**Work order:**
Copy the following data exactly and drop the pictures.

**Available records:**

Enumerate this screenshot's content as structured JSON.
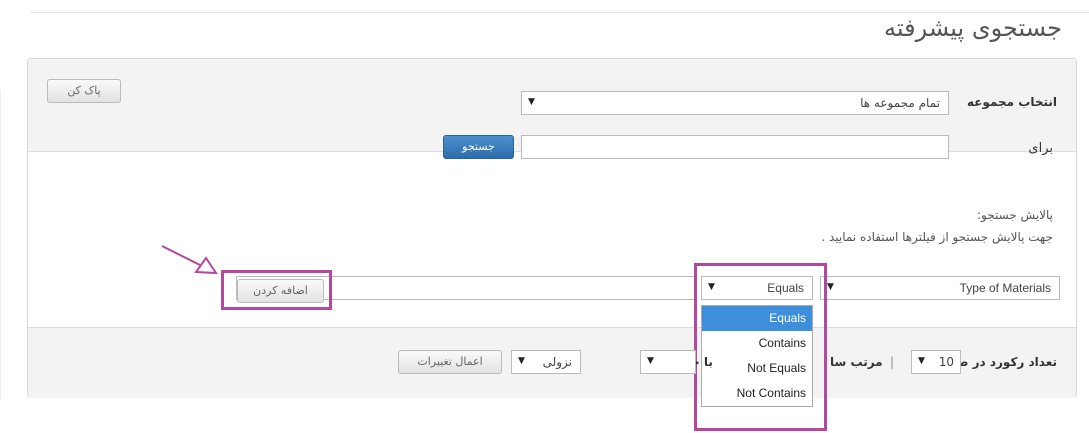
{
  "page": {
    "title": "جستجوی پیشرفته"
  },
  "header_form": {
    "collection_label": "انتخاب مجموعه",
    "collection_value": "تمام مجموعه ها",
    "for_label": "برای",
    "search_input_value": "",
    "search_button": "جستجو",
    "clear_button": "پاک کن"
  },
  "filters": {
    "heading": "پالایش جستجو:",
    "hint": "جهت پالایش جستجو از فیلترها استفاده نمایید .",
    "field_value": "Type of Materials",
    "operator_value": "Equals",
    "text_value": "",
    "add_button": "اضافه کردن",
    "operator_options": [
      "Equals",
      "Contains",
      "Not Equals",
      "Not Contains"
    ],
    "selected_option": "Equals"
  },
  "footer": {
    "records_label": "تعداد رکورد در صفحه",
    "records_value": "10",
    "separator": "|",
    "sort_label": "مرتب سا",
    "order_label": "با چیدمان",
    "order_value": "نزولی",
    "apply_button": "اعمال تغییرات"
  },
  "colors": {
    "highlight": "#b5479e",
    "primary": "#2d6ea9",
    "selected": "#3d8fdc"
  }
}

**Exercise answer:**
Enumerate this screenshot's content as structured JSON.
{
  "page": {
    "title": "جستجوی پیشرفته"
  },
  "header_form": {
    "collection_label": "انتخاب مجموعه",
    "collection_value": "تمام مجموعه ها",
    "for_label": "برای",
    "search_input_value": "",
    "search_button": "جستجو",
    "clear_button": "پاک کن"
  },
  "filters": {
    "heading": "پالایش جستجو:",
    "hint": "جهت پالایش جستجو از فیلترها استفاده نمایید .",
    "field_value": "Type of Materials",
    "operator_value": "Equals",
    "text_value": "",
    "add_button": "اضافه کردن",
    "operator_options": [
      "Equals",
      "Contains",
      "Not Equals",
      "Not Contains"
    ],
    "selected_option": "Equals"
  },
  "footer": {
    "records_label": "تعداد رکورد در صفحه",
    "records_value": "10",
    "separator": "|",
    "sort_label": "مرتب سا",
    "order_label": "با چیدمان",
    "order_value": "نزولی",
    "apply_button": "اعمال تغییرات"
  },
  "colors": {
    "highlight": "#b5479e",
    "primary": "#2d6ea9",
    "selected": "#3d8fdc"
  }
}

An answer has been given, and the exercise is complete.